##### Material supplied #####

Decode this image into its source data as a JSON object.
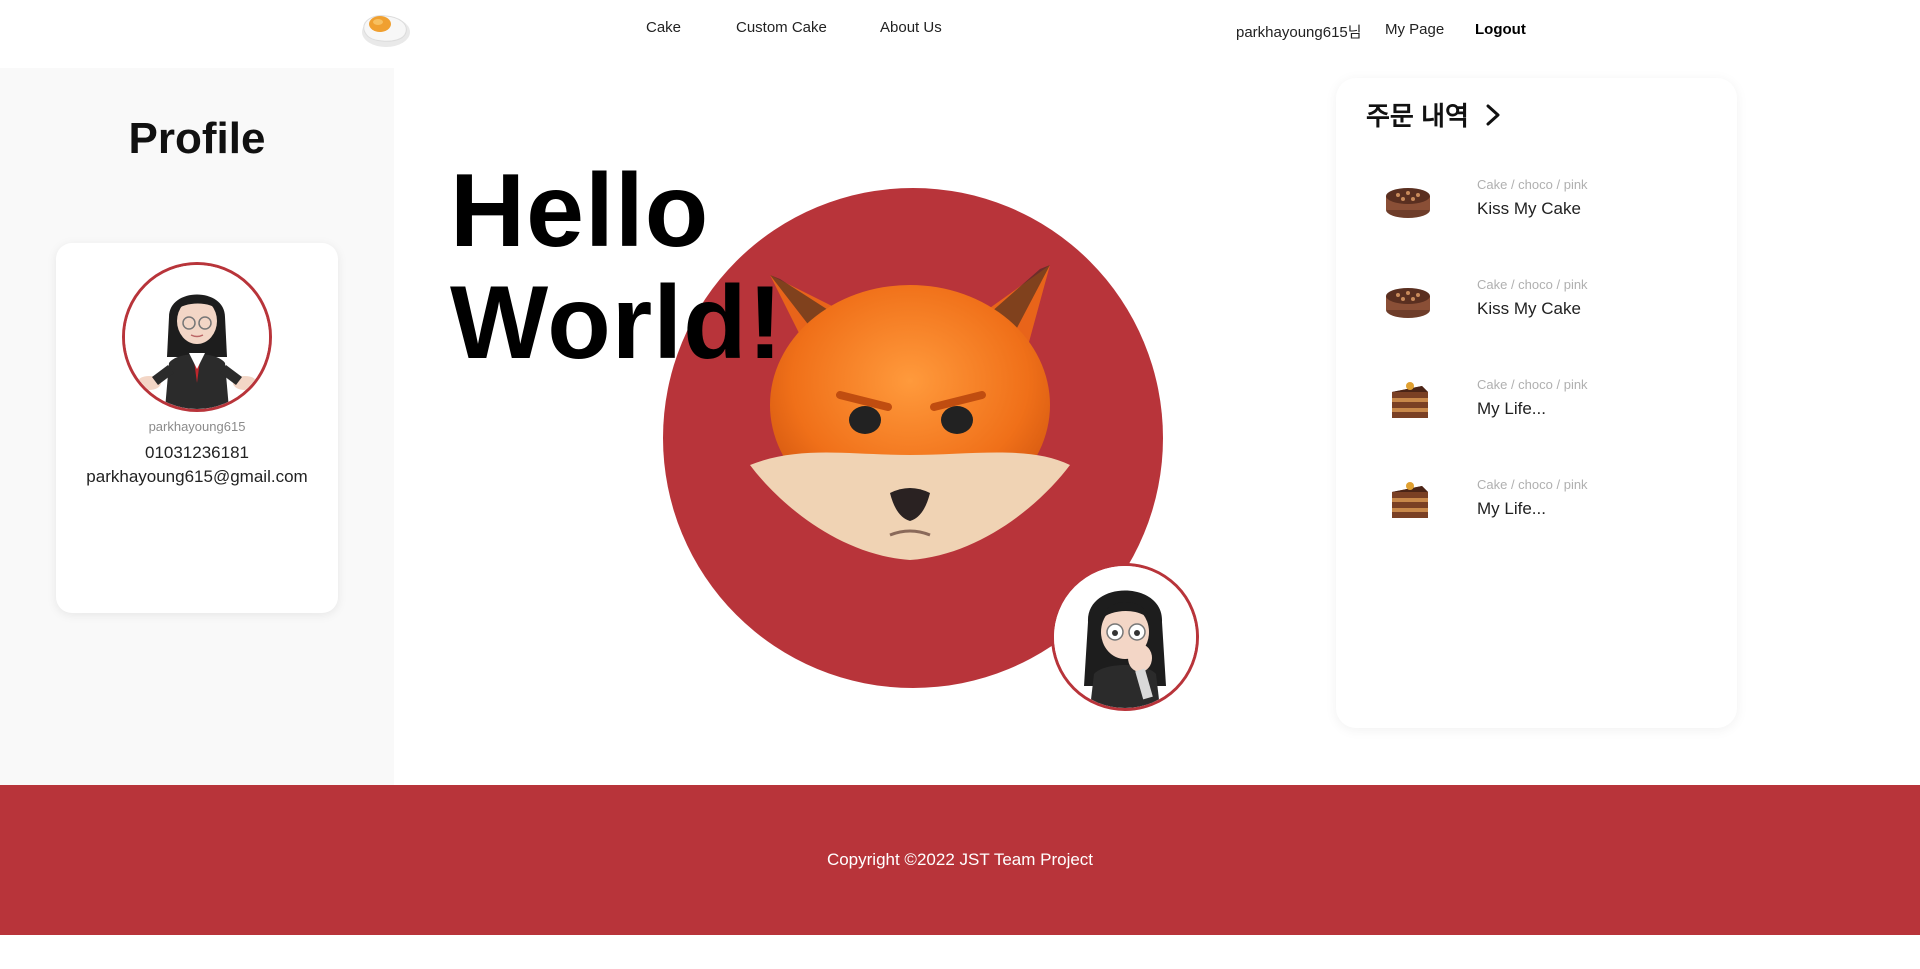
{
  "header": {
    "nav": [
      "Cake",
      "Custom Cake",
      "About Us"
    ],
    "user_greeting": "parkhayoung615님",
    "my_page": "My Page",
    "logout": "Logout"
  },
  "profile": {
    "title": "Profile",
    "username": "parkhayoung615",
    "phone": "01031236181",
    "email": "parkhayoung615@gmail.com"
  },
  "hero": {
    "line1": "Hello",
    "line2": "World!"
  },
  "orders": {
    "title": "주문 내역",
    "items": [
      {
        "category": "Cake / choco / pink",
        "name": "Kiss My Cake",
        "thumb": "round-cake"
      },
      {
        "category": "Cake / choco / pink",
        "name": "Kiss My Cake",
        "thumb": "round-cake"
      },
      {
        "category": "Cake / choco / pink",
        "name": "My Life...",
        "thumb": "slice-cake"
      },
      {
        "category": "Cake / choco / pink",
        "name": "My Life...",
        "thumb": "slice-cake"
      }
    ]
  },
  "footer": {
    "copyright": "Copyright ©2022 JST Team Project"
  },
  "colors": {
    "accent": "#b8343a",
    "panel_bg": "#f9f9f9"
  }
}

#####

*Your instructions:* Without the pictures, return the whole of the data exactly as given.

*Exercise result:*
Decode this image into its source data as a JSON object.
{
  "header": {
    "nav": [
      "Cake",
      "Custom Cake",
      "About Us"
    ],
    "user_greeting": "parkhayoung615님",
    "my_page": "My Page",
    "logout": "Logout"
  },
  "profile": {
    "title": "Profile",
    "username": "parkhayoung615",
    "phone": "01031236181",
    "email": "parkhayoung615@gmail.com"
  },
  "hero": {
    "line1": "Hello",
    "line2": "World!"
  },
  "orders": {
    "title": "주문 내역",
    "items": [
      {
        "category": "Cake / choco / pink",
        "name": "Kiss My Cake",
        "thumb": "round-cake"
      },
      {
        "category": "Cake / choco / pink",
        "name": "Kiss My Cake",
        "thumb": "round-cake"
      },
      {
        "category": "Cake / choco / pink",
        "name": "My Life...",
        "thumb": "slice-cake"
      },
      {
        "category": "Cake / choco / pink",
        "name": "My Life...",
        "thumb": "slice-cake"
      }
    ]
  },
  "footer": {
    "copyright": "Copyright ©2022 JST Team Project"
  },
  "colors": {
    "accent": "#b8343a",
    "panel_bg": "#f9f9f9"
  }
}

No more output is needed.